** Opening Data supplied block **
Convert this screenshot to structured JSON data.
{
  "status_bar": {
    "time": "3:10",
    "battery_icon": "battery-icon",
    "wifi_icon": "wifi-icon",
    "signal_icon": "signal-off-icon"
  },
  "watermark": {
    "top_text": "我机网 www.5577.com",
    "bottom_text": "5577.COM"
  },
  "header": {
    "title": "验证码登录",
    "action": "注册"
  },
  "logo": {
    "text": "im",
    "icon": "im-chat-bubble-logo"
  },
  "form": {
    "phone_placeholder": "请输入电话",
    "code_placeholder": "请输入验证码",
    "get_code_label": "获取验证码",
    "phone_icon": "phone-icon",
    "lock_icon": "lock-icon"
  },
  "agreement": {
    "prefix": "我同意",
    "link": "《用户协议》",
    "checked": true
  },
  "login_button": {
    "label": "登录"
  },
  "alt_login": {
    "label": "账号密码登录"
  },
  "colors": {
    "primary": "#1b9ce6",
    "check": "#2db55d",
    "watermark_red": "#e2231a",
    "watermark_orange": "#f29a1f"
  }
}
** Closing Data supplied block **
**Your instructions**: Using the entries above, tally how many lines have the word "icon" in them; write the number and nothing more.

**Answer box**: 6